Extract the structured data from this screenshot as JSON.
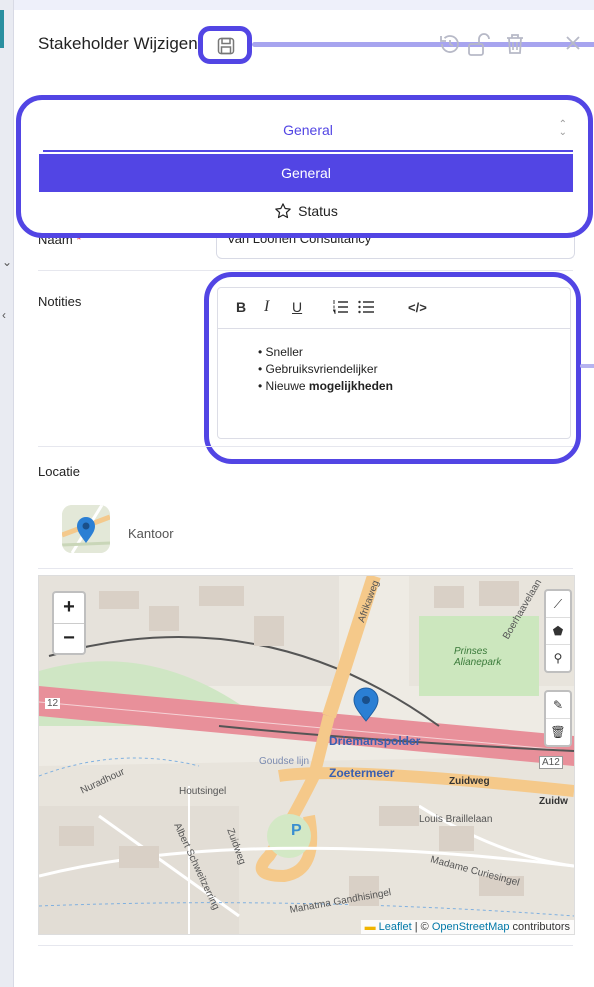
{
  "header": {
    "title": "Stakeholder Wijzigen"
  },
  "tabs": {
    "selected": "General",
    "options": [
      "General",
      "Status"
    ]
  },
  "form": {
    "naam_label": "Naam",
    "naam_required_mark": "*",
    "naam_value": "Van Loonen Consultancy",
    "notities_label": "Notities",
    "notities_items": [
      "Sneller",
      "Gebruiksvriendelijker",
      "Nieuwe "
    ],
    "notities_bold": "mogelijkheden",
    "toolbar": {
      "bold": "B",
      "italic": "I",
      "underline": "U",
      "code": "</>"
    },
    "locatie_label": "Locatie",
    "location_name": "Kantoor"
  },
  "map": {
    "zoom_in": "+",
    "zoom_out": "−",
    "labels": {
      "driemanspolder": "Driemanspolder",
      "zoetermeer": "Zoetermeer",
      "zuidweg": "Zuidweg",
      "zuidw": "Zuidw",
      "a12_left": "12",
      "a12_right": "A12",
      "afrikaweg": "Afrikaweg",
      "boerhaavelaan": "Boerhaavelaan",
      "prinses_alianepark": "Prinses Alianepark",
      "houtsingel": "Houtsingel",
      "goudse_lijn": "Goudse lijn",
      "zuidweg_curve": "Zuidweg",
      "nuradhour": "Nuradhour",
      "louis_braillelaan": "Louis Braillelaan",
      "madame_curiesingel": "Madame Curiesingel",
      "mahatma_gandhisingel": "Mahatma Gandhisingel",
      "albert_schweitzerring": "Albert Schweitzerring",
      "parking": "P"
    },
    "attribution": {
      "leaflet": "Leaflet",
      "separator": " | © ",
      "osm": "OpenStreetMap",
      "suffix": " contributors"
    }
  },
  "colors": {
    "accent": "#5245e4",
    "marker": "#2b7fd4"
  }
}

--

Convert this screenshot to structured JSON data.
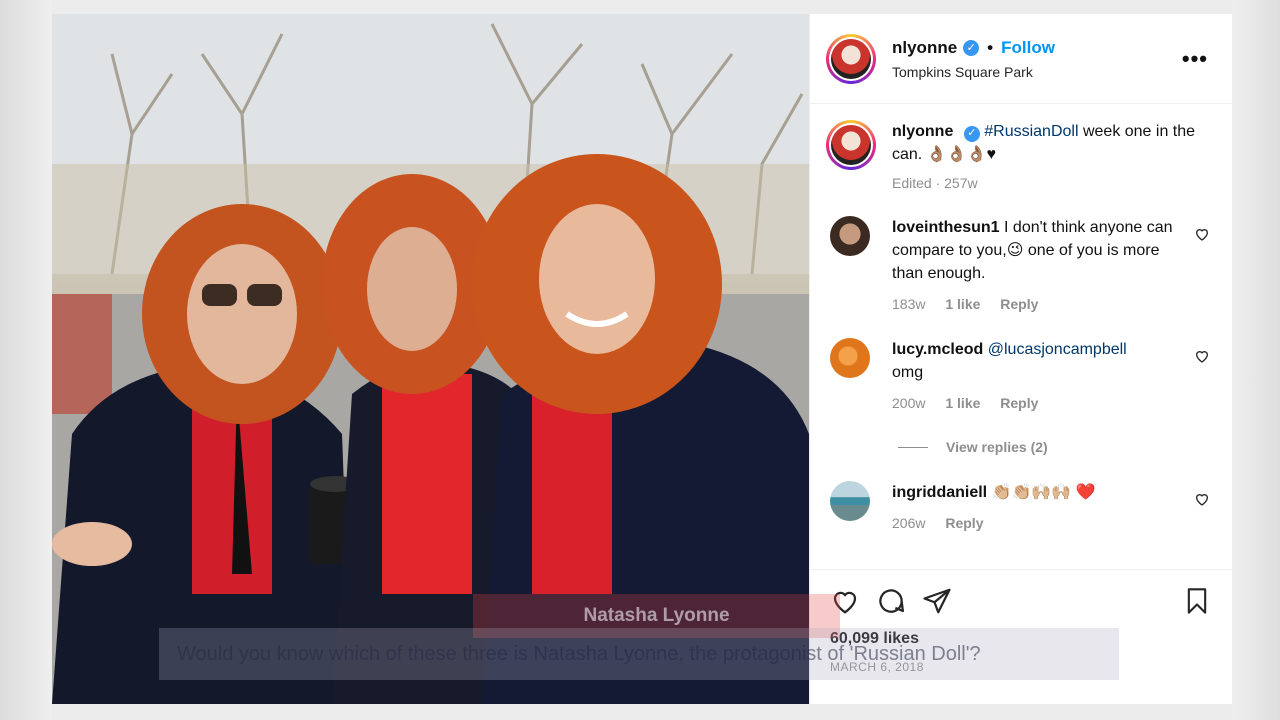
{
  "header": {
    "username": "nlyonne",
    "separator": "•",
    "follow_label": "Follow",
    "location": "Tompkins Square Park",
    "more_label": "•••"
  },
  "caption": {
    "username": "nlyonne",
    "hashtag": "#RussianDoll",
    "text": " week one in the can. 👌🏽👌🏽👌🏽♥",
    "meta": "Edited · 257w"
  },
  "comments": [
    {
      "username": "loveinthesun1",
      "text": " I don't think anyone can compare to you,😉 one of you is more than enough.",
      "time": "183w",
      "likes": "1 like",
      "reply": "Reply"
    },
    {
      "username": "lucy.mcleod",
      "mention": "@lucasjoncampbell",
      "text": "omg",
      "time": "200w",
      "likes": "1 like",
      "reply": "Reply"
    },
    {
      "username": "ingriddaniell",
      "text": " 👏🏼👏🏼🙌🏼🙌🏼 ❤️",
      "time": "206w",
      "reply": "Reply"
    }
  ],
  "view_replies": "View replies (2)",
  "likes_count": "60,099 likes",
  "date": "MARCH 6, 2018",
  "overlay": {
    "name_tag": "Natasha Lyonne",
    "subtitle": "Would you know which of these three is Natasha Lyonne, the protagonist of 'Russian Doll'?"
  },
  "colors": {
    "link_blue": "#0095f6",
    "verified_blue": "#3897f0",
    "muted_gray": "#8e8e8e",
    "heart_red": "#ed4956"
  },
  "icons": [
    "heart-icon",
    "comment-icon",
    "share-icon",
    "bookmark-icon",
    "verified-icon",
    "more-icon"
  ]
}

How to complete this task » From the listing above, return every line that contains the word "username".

Result of this task »
    "username": "nlyonne",
    "username": "nlyonne",
      "username": "loveinthesun1",
      "username": "lucy.mcleod",
      "username": "ingriddaniell",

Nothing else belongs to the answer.